- Task -
Produce the full set of records below once more, exactly as they stand.

(Collection entries)
====

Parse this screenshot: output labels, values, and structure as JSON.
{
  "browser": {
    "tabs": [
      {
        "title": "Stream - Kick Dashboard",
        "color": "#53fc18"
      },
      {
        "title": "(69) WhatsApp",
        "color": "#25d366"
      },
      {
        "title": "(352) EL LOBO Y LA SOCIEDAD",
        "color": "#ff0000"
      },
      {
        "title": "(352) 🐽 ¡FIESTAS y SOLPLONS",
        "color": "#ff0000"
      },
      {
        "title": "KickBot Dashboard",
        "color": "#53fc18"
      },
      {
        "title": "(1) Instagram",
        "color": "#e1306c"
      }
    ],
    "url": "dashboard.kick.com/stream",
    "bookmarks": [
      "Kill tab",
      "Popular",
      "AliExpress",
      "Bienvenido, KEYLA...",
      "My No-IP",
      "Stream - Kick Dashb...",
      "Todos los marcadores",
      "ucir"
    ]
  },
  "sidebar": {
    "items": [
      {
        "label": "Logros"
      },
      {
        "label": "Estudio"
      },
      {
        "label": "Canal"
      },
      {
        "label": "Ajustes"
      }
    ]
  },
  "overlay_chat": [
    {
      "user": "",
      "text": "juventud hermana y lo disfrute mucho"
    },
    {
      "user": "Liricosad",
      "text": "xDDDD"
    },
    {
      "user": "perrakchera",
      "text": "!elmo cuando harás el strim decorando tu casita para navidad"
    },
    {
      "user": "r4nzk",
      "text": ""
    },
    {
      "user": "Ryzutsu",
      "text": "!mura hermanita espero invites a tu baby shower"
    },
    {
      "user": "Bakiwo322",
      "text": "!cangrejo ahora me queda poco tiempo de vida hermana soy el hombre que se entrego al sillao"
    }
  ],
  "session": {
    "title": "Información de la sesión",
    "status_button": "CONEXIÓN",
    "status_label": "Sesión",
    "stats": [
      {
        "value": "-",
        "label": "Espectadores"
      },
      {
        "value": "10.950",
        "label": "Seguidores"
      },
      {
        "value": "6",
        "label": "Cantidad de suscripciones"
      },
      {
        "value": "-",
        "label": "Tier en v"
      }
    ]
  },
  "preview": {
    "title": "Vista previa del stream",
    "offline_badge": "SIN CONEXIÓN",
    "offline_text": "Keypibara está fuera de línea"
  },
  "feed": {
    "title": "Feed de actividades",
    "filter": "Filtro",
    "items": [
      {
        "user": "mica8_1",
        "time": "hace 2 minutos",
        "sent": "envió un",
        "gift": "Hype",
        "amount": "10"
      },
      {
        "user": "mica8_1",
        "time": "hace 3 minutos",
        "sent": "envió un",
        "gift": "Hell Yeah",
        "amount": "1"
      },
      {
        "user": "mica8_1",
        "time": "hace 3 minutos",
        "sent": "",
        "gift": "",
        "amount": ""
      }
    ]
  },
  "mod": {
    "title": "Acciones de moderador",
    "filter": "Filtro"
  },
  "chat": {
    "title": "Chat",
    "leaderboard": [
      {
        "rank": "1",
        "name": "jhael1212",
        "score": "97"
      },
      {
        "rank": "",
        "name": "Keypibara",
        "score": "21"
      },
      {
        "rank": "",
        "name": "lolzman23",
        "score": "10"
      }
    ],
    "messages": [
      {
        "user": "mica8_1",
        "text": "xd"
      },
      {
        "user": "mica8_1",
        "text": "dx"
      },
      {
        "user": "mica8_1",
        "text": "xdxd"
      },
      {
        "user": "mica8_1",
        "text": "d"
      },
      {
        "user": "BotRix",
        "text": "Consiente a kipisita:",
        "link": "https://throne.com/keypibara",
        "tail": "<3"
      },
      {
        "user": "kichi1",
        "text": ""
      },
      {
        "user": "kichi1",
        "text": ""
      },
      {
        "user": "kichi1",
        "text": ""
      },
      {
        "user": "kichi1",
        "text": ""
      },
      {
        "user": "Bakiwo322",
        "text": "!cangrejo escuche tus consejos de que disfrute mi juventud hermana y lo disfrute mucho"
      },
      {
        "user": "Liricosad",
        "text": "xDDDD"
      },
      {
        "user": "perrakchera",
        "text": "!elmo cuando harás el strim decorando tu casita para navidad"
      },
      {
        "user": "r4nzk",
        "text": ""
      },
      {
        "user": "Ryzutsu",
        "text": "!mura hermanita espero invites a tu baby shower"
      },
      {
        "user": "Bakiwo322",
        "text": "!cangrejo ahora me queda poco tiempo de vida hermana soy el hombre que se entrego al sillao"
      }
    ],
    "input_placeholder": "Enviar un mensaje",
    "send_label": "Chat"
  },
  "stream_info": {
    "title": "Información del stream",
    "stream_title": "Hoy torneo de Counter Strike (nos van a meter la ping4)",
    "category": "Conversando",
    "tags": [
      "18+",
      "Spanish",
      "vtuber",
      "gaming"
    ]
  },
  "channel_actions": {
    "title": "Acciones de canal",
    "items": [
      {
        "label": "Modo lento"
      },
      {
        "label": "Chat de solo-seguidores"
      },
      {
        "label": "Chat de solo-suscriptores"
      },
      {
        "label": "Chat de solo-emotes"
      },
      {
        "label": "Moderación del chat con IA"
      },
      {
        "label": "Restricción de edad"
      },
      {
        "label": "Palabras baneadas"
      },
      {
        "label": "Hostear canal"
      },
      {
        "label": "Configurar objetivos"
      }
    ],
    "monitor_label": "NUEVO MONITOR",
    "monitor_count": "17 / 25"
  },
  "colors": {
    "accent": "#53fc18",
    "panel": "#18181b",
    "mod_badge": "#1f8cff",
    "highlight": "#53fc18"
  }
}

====

- Answer box -
Parse this screenshot: output labels, values, and structure as JSON.
{
  "browser": {
    "tabs": [
      {
        "title": "Stream - Kick Dashboard",
        "color": "#53fc18"
      },
      {
        "title": "(69) WhatsApp",
        "color": "#25d366"
      },
      {
        "title": "(352) EL LOBO Y LA SOCIEDAD",
        "color": "#ff0000"
      },
      {
        "title": "(352) 🐽 ¡FIESTAS y SOLPLONS",
        "color": "#ff0000"
      },
      {
        "title": "KickBot Dashboard",
        "color": "#53fc18"
      },
      {
        "title": "(1) Instagram",
        "color": "#e1306c"
      }
    ],
    "url": "dashboard.kick.com/stream",
    "bookmarks": [
      "Kill tab",
      "Popular",
      "AliExpress",
      "Bienvenido, KEYLA...",
      "My No-IP",
      "Stream - Kick Dashb...",
      "Todos los marcadores",
      "ucir"
    ]
  },
  "sidebar": {
    "items": [
      {
        "label": "Logros"
      },
      {
        "label": "Estudio"
      },
      {
        "label": "Canal"
      },
      {
        "label": "Ajustes"
      }
    ]
  },
  "overlay_chat": [
    {
      "user": "",
      "text": "juventud hermana y lo disfrute mucho"
    },
    {
      "user": "Liricosad",
      "text": "xDDDD"
    },
    {
      "user": "perrakchera",
      "text": "!elmo cuando harás el strim decorando tu casita para navidad"
    },
    {
      "user": "r4nzk",
      "text": ""
    },
    {
      "user": "Ryzutsu",
      "text": "!mura hermanita espero invites a tu baby shower"
    },
    {
      "user": "Bakiwo322",
      "text": "!cangrejo ahora me queda poco tiempo de vida hermana soy el hombre que se entrego al sillao"
    }
  ],
  "session": {
    "title": "Información de la sesión",
    "status_button": "CONEXIÓN",
    "status_label": "Sesión",
    "stats": [
      {
        "value": "-",
        "label": "Espectadores"
      },
      {
        "value": "10.950",
        "label": "Seguidores"
      },
      {
        "value": "6",
        "label": "Cantidad de suscripciones"
      },
      {
        "value": "-",
        "label": "Tier en v"
      }
    ]
  },
  "preview": {
    "title": "Vista previa del stream",
    "offline_badge": "SIN CONEXIÓN",
    "offline_text": "Keypibara está fuera de línea"
  },
  "feed": {
    "title": "Feed de actividades",
    "filter": "Filtro",
    "items": [
      {
        "user": "mica8_1",
        "time": "hace 2 minutos",
        "sent": "envió un",
        "gift": "Hype",
        "amount": "10"
      },
      {
        "user": "mica8_1",
        "time": "hace 3 minutos",
        "sent": "envió un",
        "gift": "Hell Yeah",
        "amount": "1"
      },
      {
        "user": "mica8_1",
        "time": "hace 3 minutos",
        "sent": "",
        "gift": "",
        "amount": ""
      }
    ]
  },
  "mod": {
    "title": "Acciones de moderador",
    "filter": "Filtro"
  },
  "chat": {
    "title": "Chat",
    "leaderboard": [
      {
        "rank": "1",
        "name": "jhael1212",
        "score": "97"
      },
      {
        "rank": "",
        "name": "Keypibara",
        "score": "21"
      },
      {
        "rank": "",
        "name": "lolzman23",
        "score": "10"
      }
    ],
    "messages": [
      {
        "user": "mica8_1",
        "text": "xd"
      },
      {
        "user": "mica8_1",
        "text": "dx"
      },
      {
        "user": "mica8_1",
        "text": "xdxd"
      },
      {
        "user": "mica8_1",
        "text": "d"
      },
      {
        "user": "BotRix",
        "text": "Consiente a kipisita:",
        "link": "https://throne.com/keypibara",
        "tail": "<3"
      },
      {
        "user": "kichi1",
        "text": ""
      },
      {
        "user": "kichi1",
        "text": ""
      },
      {
        "user": "kichi1",
        "text": ""
      },
      {
        "user": "kichi1",
        "text": ""
      },
      {
        "user": "Bakiwo322",
        "text": "!cangrejo escuche tus consejos de que disfrute mi juventud hermana y lo disfrute mucho"
      },
      {
        "user": "Liricosad",
        "text": "xDDDD"
      },
      {
        "user": "perrakchera",
        "text": "!elmo cuando harás el strim decorando tu casita para navidad"
      },
      {
        "user": "r4nzk",
        "text": ""
      },
      {
        "user": "Ryzutsu",
        "text": "!mura hermanita espero invites a tu baby shower"
      },
      {
        "user": "Bakiwo322",
        "text": "!cangrejo ahora me queda poco tiempo de vida hermana soy el hombre que se entrego al sillao"
      }
    ],
    "input_placeholder": "Enviar un mensaje",
    "send_label": "Chat"
  },
  "stream_info": {
    "title": "Información del stream",
    "stream_title": "Hoy torneo de Counter Strike (nos van a meter la ping4)",
    "category": "Conversando",
    "tags": [
      "18+",
      "Spanish",
      "vtuber",
      "gaming"
    ]
  },
  "channel_actions": {
    "title": "Acciones de canal",
    "items": [
      {
        "label": "Modo lento"
      },
      {
        "label": "Chat de solo-seguidores"
      },
      {
        "label": "Chat de solo-suscriptores"
      },
      {
        "label": "Chat de solo-emotes"
      },
      {
        "label": "Moderación del chat con IA"
      },
      {
        "label": "Restricción de edad"
      },
      {
        "label": "Palabras baneadas"
      },
      {
        "label": "Hostear canal"
      },
      {
        "label": "Configurar objetivos"
      }
    ],
    "monitor_label": "NUEVO MONITOR",
    "monitor_count": "17 / 25"
  },
  "colors": {
    "accent": "#53fc18",
    "panel": "#18181b",
    "mod_badge": "#1f8cff",
    "highlight": "#53fc18"
  }
}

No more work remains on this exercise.